Instructions to follow: Copy nothing but the line with "Extract the structured" and the lines that follow it to the end of the entries below, and keep the pictures out.

[[ Records for the task, beginning ]]

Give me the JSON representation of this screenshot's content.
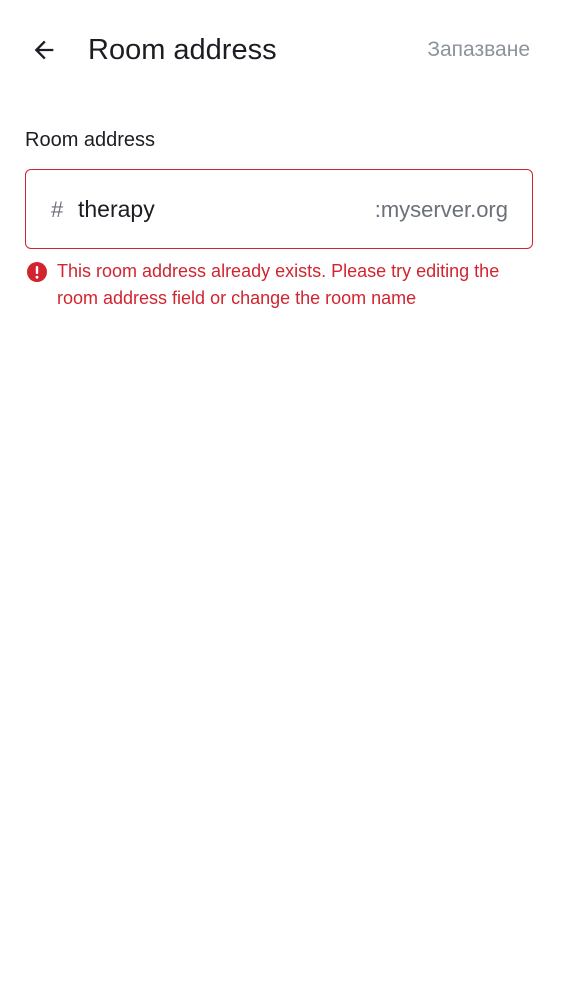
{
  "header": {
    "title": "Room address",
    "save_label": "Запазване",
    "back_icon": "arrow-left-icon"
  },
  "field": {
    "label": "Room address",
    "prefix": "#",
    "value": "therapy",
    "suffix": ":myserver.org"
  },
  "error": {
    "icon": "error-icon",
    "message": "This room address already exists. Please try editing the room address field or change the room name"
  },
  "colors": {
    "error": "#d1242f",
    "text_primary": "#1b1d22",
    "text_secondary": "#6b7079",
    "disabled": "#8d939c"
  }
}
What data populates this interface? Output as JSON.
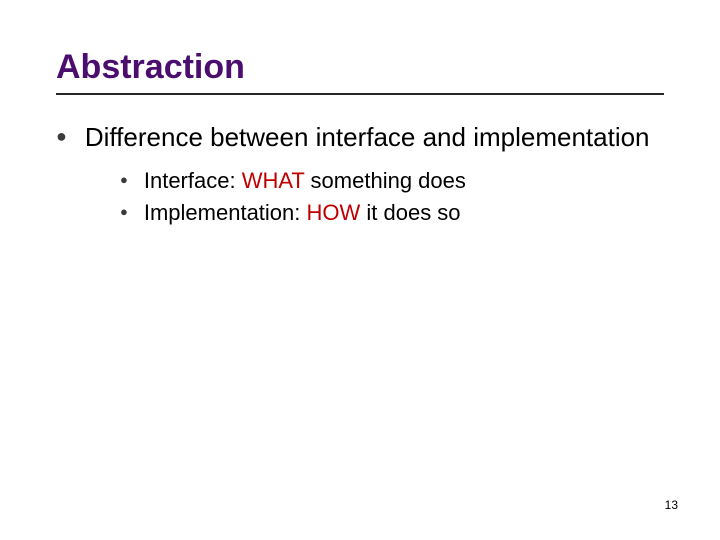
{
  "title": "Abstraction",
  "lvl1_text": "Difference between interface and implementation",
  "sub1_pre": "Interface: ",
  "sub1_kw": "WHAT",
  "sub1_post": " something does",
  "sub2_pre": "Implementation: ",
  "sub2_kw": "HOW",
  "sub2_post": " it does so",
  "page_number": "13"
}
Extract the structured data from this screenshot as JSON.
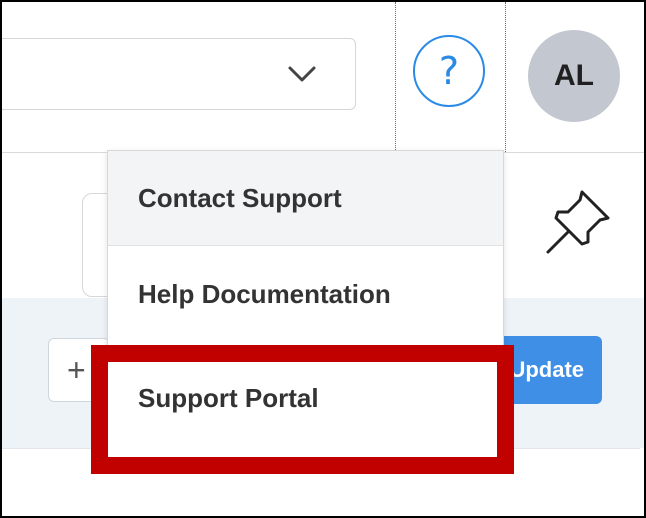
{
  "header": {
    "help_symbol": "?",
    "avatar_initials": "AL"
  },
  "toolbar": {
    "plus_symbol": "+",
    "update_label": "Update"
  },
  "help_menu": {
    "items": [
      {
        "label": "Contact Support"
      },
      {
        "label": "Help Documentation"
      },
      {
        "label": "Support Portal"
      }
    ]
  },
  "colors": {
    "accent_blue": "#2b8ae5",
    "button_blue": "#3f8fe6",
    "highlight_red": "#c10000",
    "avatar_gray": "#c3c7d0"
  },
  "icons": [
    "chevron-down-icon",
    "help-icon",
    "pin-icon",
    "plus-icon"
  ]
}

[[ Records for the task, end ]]

Reply:
Extract the structured data from this screenshot as JSON.
{
  "header": {
    "help_symbol": "?",
    "avatar_initials": "AL"
  },
  "toolbar": {
    "plus_symbol": "+",
    "update_label": "Update"
  },
  "help_menu": {
    "items": [
      {
        "label": "Contact Support"
      },
      {
        "label": "Help Documentation"
      },
      {
        "label": "Support Portal"
      }
    ]
  },
  "colors": {
    "accent_blue": "#2b8ae5",
    "button_blue": "#3f8fe6",
    "highlight_red": "#c10000",
    "avatar_gray": "#c3c7d0"
  },
  "icons": [
    "chevron-down-icon",
    "help-icon",
    "pin-icon",
    "plus-icon"
  ]
}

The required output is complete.